It was in this context that Ms. Harvey came to know The Floating Hospital. The first introduction was through a donation of critical personal protective equipment, part of BofA’s outreach assistance at the height of the pandemic. Ms. Harvey said at first, she was surprised not to have heard of the clinic before, but as she researched potential healthcare partners, she found The Floating Hospital was the match she was looking for.
“We’re really trying to help build a culture of helping families and The Floating Hospital aligned with that mission,” she said. “It was appealing to know that it’s a place people could count on, come to and be at home in … a trusted source among people and the community.”
Ms. Harvey invited The Floating Hospital to apply for a grant, which was awarded in 2021 to support outreach and education efforts in family homeless shelters. Last year, BofA renewed its support with a grant of $500,000 over a two-year period. The new funding helps expand services anchored by the Good Health Shuttle, The Floating Hospital’s free shelter-to-clinic patient transportation service. Such support enables the fleet of vans to make more runs, deliver more patients, and cast a wider net over the most medically underserved neighborhoods.
“The most impactful programs meet people where they are and recognize there’s a variety of needs people have depending on where they’re coming from that contribute to their situation,” she said. “The Floating Hospital doesn’t just address the medical piece – it’s the workshops, health education, transportation – and all the things that go into helping the whole person that’s so powerful. There’s an interconnectedness: If you have a problem in one area, it can affect multiple areas – there’s a ripple effect.”
She said at Bank of America, local community relations teams are empowered to focus on the issues they see are most prevalent, and “in a city of 8.5 million, that’s the needs of individuals and families – making sure they have healthcare, food on the table, a quality education, a safe place to live and a living-wage job … we take a look at how we can help people not just live with dignity, but thrive.”
Ms. Harvey said the bank’s local foray into the healthcare space mirrors how it administers its other philanthropy: As the environment changes, so does the focus. When the bank sees a need to bolster community assets such as small businesses, the availability of green spaces, access to quality education and arts and culture, “We can be responsive in our giving to what’s going on at a given time.”
And this is where keeping the lines of communication open helps. In addition to virtual events, BofA conducts a community roundtable each year to hear from its boots-on-the-ground partners about what they are seeing and experiencing, while also giving them a chance to hear and learn from each other.
“Our decisions on where we can help have the most impact are being made in response to conversations with our partners. It’s very much about continual conversations with [those] on the front line to know the needs. We share your trials and tribulations, as well as the bright spots,” she said.
Floating Hospital President and general counsel Sean T. Granahan, who had a seat at that table, said he was pleased to see a large corporate bank be involved with direct service to individuals and families.
“So often large corporations have lofty goals like solving poverty, and don’t understand how important it is to give directly to people,” he said. “Our partners at Bank of America really understand what is needed on the ground and that our patient families need relief in the moment as well as help with their greater trajectory.”

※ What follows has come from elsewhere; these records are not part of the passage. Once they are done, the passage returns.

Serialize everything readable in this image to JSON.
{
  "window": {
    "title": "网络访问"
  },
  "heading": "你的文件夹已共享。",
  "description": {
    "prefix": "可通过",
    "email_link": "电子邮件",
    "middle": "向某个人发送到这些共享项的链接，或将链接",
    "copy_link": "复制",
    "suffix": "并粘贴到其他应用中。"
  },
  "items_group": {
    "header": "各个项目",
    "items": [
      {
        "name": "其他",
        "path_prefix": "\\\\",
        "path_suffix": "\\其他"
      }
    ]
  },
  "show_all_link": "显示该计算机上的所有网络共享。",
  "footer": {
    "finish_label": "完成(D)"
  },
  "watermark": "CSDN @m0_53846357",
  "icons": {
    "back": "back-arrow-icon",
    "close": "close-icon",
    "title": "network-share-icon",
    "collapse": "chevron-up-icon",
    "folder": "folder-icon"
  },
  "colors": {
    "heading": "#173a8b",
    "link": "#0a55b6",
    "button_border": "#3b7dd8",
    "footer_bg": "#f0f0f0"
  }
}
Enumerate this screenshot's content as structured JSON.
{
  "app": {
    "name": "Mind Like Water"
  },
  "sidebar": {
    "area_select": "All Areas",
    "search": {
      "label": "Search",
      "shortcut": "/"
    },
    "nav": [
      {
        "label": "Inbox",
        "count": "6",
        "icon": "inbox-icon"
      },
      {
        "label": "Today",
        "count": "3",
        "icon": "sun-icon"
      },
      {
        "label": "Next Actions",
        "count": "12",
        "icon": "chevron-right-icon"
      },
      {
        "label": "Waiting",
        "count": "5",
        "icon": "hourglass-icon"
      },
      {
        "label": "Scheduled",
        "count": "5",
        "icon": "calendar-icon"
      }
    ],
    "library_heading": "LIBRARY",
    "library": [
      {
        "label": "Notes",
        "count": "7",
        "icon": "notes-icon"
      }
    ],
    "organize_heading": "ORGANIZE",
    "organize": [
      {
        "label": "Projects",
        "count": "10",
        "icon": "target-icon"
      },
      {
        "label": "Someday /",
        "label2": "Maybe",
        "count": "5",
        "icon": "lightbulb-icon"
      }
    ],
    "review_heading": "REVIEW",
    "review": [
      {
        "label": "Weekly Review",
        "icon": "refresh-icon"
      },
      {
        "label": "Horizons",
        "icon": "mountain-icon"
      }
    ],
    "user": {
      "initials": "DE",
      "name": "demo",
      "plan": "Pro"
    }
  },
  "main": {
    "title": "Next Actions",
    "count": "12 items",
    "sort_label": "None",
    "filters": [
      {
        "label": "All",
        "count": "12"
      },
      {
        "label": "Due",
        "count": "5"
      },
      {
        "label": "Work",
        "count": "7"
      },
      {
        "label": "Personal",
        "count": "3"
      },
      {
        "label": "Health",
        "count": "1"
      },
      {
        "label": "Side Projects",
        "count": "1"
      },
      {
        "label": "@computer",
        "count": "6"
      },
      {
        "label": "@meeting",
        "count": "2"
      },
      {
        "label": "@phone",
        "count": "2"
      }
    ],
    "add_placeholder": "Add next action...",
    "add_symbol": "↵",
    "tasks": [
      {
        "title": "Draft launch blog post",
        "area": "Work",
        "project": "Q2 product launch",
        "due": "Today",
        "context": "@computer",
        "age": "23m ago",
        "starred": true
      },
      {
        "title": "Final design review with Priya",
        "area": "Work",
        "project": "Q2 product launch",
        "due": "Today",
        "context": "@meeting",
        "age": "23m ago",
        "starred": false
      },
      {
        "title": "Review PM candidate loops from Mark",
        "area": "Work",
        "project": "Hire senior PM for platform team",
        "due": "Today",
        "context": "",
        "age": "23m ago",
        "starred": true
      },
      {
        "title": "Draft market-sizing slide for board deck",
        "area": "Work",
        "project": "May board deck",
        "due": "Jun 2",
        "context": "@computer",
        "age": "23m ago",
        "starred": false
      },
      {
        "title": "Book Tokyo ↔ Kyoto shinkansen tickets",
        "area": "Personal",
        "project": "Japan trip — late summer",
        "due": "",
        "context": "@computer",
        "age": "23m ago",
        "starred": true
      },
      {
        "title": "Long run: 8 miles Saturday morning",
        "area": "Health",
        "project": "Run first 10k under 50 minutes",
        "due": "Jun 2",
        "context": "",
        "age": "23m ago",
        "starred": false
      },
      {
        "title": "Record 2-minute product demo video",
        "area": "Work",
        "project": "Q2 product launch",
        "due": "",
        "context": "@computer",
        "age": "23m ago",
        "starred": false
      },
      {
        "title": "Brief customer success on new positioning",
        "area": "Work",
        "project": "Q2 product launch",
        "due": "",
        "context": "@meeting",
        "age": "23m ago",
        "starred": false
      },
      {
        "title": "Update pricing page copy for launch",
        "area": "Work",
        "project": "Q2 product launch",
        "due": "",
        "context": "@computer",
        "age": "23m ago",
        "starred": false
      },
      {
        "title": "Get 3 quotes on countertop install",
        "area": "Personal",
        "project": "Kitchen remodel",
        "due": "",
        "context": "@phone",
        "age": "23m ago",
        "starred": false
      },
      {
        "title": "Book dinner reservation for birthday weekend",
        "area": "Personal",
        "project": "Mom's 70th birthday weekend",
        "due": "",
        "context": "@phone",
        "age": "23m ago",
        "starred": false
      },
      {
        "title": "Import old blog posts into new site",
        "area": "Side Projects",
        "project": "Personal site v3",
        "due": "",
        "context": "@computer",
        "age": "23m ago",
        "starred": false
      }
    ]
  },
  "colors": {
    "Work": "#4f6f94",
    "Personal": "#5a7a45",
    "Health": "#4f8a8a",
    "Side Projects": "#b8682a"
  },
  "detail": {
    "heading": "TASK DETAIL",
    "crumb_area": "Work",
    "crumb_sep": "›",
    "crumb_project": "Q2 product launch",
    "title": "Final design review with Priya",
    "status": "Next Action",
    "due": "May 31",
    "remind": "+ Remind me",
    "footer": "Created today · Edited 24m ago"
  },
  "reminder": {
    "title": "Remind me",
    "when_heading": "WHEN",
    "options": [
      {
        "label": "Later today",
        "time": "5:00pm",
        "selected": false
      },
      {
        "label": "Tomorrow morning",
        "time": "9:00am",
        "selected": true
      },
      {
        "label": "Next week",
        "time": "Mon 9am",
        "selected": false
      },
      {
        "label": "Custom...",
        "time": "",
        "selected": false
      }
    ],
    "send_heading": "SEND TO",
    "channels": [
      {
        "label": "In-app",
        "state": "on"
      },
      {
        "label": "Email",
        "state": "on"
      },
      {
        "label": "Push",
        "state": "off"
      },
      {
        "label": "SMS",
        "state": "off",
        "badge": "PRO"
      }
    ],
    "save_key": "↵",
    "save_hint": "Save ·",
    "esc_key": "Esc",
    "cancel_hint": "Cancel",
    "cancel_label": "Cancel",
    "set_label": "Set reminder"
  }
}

Bank of America community volunteers, Paola Fuentes Hernandez, Isabel Baransky and Cynthia Ho at our Women’s Wellness “Day of Pampering” patient event.
This post featured in our monthly newsletter from March/April 2023.
To get the latest from The Floating Hospital directly to your inbox, sign up using the form below.
Other posts from this newsletter:
The Floating Hospital provides high-quality healthcare to anyone who needs it regardless of race, ethnicity, religion, gender, immigration or insurance status, or the ability to pay. By providing unrestricted medical care in tandem with health education and social support to vulnerable New York City families, The Floating Hospital aims to ensure those most in need have the ability to thrive, not just survive.